Cang Jie Tutor Guidelines

This Cang Jie tutor contains short and concise information on all rules the method of Cang Jie provides (perhaps, only exceptional cases not included). 99 lessons and almost the same amount of drills for them may build a solid basement for typing Chinese characters in Cang Jie even without knowing Chinese language.

There are some plans to extend and optimize the tutor, but there's no particular time-table or even estimate when it may be delivered for public use.

Method Learning

The learning topics may be grouped as following:

  1. Introductory notions: some initial knowledge about what is to be learned.
  2. Principles of hieroglyph decomposition: the student must be capable to see different parts of hieroglyph separately and find them in other hieroglyphs, too.
  3. Lists of primary and secondary radicals: one key-code is responsible for one or more secondary radicals.
  4. Special cases of Cang Jie input method: simplifications and shortcuts – that's where one's imagination is the best friend.
  5. Complex hieroglyphs: X letter code use-case, where simplification is pointless due to high complexity of hieroglyph.
The above presented study flow is common for both native Chinese speakers and those, for who Chinese is a foreign language. This is a specificity of the method: it doesn't require one to know Chinese prior to speedy typing its hieroglyphs.


The standard keyboard 24 letters represent the primary and secondary radicals and their derivatives, which should be learned in both layout and mapping: one key is always tied to one primary radical, which may be used solely, and a set of secondary radicals, where each is presenting an integral part of hieroglyph only. This takes the bigger part of the tutor.

There is no need to install and use a Chinese Cang Jie keyboard/input methods as the tutor deals with standard English key-codes: keyboard layout should be English – USA English for instance in QWERTY layout to avoid any problems.

Touch Typing

One's touch-typing skills are highly desirable, and if it is not the case, one has to take care of it as quickly as possible. It is recommended to map/tie one's already learned keyboard layout to the one of Cang Jie. Practice proved this helps a lot.

Lessons and Drills

One lesson or unit is dedicated to one particular rule or rule set of Cang Jie. The lessons backed with no drills are scarce as it is better to practice, always. Some sections, though, give theory of Cang Jie, which is inevitable, but they are followed by lessons with drills.
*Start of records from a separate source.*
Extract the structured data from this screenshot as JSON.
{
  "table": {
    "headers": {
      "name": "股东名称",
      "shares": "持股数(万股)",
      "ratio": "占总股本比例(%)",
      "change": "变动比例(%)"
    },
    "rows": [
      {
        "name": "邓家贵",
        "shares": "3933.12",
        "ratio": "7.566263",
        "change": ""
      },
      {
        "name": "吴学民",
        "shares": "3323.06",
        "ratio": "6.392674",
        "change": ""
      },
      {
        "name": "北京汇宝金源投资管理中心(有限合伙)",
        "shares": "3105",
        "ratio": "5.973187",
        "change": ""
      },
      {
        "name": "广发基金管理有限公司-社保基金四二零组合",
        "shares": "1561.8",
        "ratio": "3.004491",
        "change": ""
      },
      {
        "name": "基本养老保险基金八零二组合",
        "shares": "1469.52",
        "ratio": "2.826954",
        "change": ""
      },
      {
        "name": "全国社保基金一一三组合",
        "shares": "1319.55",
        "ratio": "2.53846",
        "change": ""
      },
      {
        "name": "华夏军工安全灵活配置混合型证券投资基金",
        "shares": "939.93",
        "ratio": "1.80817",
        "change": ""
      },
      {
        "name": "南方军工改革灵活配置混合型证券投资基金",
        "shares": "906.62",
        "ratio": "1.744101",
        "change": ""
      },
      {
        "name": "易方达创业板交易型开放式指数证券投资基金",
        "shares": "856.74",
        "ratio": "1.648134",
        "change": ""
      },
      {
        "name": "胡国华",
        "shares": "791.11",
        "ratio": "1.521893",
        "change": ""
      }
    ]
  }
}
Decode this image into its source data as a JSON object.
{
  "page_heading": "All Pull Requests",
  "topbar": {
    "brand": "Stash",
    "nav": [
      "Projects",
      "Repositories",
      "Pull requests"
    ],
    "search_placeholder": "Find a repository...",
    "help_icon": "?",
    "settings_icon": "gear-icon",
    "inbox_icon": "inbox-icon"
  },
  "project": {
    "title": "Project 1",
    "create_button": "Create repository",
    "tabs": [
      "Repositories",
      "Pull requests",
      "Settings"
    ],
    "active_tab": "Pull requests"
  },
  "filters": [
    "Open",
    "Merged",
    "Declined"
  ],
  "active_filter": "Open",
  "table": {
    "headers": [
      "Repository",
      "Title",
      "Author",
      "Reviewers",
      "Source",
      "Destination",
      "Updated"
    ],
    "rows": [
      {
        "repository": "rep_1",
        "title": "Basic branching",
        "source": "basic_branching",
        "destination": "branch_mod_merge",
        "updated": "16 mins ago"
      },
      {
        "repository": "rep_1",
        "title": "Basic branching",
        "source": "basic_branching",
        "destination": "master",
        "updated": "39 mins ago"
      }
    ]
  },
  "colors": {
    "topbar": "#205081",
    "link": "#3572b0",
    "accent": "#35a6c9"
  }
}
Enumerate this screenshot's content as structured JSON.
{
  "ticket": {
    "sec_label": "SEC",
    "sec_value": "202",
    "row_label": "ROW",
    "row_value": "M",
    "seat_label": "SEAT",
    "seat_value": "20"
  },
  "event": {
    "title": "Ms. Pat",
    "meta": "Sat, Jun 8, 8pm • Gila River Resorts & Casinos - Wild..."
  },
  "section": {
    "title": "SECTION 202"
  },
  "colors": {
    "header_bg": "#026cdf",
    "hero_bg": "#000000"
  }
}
It is useless to start doing exercises without reading an informational part at least once. In addition to explanations given in the info blocks of lessons, the user should be aware of the following:

  1. Every drill has input string of hieroglyphs - top right position from input field - which is shrunk in the course of the user's typing one hieroglyph at a time. At the same time every correctly typed hieroglyph is shown at the bottom left position. No incorrect code is accepted.
  2. There are two kinds of drills:
    - typing: use letter codes provided under every input hieroglyph;
    - self-checking: turn off code hints (see set of green helper buttons on the left) and keyboard helper.
Some drills are logical that is they require the user to reply Yes or No inside the input field, some may provide correct and incorrect codes (one of possible variation) for comparison (the latter are crossed out) and the user has to input the correct one; but the most are giving input codes only. For every uncommon type of drills the info part of lesson should notify the user.

Training Guide

Use of any drill may be extended dependently on the user's Cang Jie skills: one may start with plain hieroglyph input as-is and make sure the input is flawless. However, it is necessary to learn Cang Jie keyboard layout, too. For this, the user may turn on radicals instead of letter-codes in hint area for hieroglyph to be inputted. Typing this way one is forced to map Latin letters to radicals on keyboard.

The user is free to switch between English/Latin and Cang Jie layouts: there's a switch on bottom right side from keyboard having En and markings correspondingly. In the event the user doesn't need the keyboard hint, it may be turned off.

It is strongly recommended to use code hints in radical mode because this way one is tying deliberately a known keyboard layout, say, English with the layout of Cang Jie.

Finally, it is useful to get back randomly to any lesson passed and without reading its informational part start exercising.

Upon completion the whole set of drills, one is free to take any Chinese text on the Web and start typing it – copying into a text editor – using a real Cang Jie input engine installed on one's PC.